New York - Gold futures were poised to fall for the second time in three days as signs of a recovery in the US economy curbed demand for the precious metal as an alternative asset.
Sales of new homes increased 6.4 percent, the most since October, Commerce Department data showed.
The Standard & Poor’s 500 Index of equities traded near a record today.
Through yesterday, gold fell 7 percent from a six-month high in March as the American economy rebounded from a winter slowdown.
“The housing data is another indication that the US economy is improving,” Frank McGhee, the head dealer at Integrated Brokerage Services LLC in Chicago, said in a telephone interview.
“Also, the stock market continues to march ahead.”
Gold futures for August delivery fell 0.2 percent to $1,293 an ounce at 11:28 a.m. on the Comex in New York.
Prices slumped 28 percent last year on concern that the Federal Reserve would slow the pace of stimulus as the economy gained traction.
The Fed pared its monthly asset buying to $45 billion in April, its fourth straight $10 billion cut.
Bullion climbed 70 percent from December 2008 to June 2011 as the central bank bought debt and held borrowing costs near zero percent.
The UK Financial Conduct Authority fined Barclays 26 million pounds ($44 million) for gold-fixing failings, and banned former trader Daniel Plunkett from the industry.
Plunkett “exploited the weaknesses in Barclays’s systems and controls to seek to influence” the gold fixing on June 28, 2012, according to the statement.
His actions allowed Barclays to avoid making a $3.9 million payment to a client, though the bank later compensated the customer in full, the FCA said.
Silver futures for July delivery fell 0.4 percent to $19.445 an ounce on the Comex.
On the New York Mercantile Exchange, palladium futures for June delivery rose 0.1 percent to $837.65 an ounce.
Yesterday, prices rose to $839.55, the highest since 2011, as strike at mining companies crippled production in South Africa, the second-biggest producer.

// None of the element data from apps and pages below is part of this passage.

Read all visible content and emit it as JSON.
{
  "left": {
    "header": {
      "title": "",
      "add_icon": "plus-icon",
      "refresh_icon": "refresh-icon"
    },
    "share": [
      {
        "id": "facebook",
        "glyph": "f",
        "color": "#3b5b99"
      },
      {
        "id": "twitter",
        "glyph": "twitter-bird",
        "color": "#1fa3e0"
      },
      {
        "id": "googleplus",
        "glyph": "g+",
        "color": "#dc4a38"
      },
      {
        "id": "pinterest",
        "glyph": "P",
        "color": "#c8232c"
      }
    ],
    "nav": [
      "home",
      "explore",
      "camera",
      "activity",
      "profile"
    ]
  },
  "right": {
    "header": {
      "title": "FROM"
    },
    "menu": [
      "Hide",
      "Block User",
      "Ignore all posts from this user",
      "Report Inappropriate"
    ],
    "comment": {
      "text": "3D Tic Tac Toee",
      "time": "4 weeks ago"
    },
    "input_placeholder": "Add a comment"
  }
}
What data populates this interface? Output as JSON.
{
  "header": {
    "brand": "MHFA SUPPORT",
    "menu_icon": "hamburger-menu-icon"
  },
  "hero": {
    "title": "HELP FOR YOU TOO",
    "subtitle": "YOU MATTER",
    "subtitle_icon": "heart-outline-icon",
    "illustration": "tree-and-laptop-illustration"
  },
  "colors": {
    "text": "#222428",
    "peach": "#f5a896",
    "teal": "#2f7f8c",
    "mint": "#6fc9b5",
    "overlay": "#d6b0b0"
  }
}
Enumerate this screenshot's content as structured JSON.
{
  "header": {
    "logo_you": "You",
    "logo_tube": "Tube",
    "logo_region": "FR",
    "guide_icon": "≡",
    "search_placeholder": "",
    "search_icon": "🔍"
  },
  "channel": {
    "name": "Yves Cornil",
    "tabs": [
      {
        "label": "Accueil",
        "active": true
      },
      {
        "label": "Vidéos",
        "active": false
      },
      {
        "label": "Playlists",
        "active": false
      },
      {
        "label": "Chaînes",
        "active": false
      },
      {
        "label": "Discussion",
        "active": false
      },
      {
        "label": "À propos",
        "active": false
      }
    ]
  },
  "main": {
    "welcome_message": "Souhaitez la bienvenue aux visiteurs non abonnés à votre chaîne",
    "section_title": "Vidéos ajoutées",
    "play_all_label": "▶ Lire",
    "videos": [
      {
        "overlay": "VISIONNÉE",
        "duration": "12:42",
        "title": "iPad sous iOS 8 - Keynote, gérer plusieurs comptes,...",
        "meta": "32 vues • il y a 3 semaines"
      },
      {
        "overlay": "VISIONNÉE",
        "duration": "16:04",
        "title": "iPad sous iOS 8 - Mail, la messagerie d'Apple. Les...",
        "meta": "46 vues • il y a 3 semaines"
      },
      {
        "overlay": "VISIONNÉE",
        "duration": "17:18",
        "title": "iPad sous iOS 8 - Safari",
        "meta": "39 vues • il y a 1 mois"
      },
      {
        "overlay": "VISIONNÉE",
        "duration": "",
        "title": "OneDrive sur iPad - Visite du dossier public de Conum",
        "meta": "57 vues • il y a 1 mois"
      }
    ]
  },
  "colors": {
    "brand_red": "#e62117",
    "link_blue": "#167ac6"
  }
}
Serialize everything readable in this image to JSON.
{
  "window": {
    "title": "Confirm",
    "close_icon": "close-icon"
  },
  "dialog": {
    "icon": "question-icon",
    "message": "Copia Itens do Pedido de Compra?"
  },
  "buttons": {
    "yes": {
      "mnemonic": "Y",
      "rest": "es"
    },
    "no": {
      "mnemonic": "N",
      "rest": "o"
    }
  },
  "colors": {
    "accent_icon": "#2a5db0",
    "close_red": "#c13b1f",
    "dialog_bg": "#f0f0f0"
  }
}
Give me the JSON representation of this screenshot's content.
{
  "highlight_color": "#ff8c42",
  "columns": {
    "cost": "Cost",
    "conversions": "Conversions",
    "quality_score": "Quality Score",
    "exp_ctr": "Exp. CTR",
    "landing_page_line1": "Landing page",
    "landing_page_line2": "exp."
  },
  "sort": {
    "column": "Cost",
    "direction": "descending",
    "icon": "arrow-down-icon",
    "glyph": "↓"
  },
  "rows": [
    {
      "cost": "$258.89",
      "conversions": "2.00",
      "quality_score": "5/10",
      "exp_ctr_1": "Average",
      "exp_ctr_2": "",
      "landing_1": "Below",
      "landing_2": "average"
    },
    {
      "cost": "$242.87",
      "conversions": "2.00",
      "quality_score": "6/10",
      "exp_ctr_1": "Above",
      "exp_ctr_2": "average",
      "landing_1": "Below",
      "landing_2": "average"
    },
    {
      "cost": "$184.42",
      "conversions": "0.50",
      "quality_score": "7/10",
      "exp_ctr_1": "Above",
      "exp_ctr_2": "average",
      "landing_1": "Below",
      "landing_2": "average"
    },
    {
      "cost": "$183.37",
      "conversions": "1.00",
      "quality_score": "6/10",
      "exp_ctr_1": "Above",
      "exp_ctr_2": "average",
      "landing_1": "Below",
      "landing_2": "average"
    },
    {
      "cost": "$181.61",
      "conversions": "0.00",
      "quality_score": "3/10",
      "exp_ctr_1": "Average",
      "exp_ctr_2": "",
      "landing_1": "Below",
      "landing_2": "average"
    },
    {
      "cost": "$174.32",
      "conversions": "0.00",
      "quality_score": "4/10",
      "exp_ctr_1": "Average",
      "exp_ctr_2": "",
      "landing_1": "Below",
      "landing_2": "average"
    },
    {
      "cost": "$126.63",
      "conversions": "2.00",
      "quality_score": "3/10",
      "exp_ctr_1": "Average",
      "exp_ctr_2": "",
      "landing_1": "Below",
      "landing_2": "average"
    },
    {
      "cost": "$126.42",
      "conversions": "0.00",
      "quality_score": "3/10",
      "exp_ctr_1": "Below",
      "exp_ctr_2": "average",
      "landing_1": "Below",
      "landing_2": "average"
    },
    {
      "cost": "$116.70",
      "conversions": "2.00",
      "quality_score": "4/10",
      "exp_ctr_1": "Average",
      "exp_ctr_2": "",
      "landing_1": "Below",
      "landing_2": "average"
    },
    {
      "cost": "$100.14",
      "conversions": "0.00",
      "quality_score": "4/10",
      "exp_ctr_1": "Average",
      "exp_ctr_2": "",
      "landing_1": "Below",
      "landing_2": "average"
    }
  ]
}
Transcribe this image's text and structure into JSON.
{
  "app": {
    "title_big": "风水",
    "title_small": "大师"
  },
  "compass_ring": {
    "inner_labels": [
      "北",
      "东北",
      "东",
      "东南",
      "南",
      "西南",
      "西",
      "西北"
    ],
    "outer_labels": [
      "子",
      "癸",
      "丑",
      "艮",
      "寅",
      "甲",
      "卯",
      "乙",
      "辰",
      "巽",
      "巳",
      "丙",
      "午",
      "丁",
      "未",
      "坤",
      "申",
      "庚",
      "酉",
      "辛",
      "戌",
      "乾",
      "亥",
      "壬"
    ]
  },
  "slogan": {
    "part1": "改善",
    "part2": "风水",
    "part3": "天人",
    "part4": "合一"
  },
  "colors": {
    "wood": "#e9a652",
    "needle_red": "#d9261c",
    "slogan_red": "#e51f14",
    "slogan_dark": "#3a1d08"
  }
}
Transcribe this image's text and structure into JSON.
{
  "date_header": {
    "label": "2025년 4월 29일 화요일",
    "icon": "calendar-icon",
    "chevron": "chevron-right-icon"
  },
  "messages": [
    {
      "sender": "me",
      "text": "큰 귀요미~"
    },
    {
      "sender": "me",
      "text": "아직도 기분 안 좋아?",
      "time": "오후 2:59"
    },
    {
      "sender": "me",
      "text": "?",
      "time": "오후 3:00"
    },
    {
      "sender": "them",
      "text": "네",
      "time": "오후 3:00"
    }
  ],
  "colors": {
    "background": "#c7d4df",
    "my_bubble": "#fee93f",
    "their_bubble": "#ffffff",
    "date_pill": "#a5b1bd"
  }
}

Russia, the top supplier, faced the threat of more sanctions from the US and Europe over its tensions with Ukraine.
Platinum futures for July delivery dropped 0.4 percent to $1,486.50 an ounce. - Bloomberg News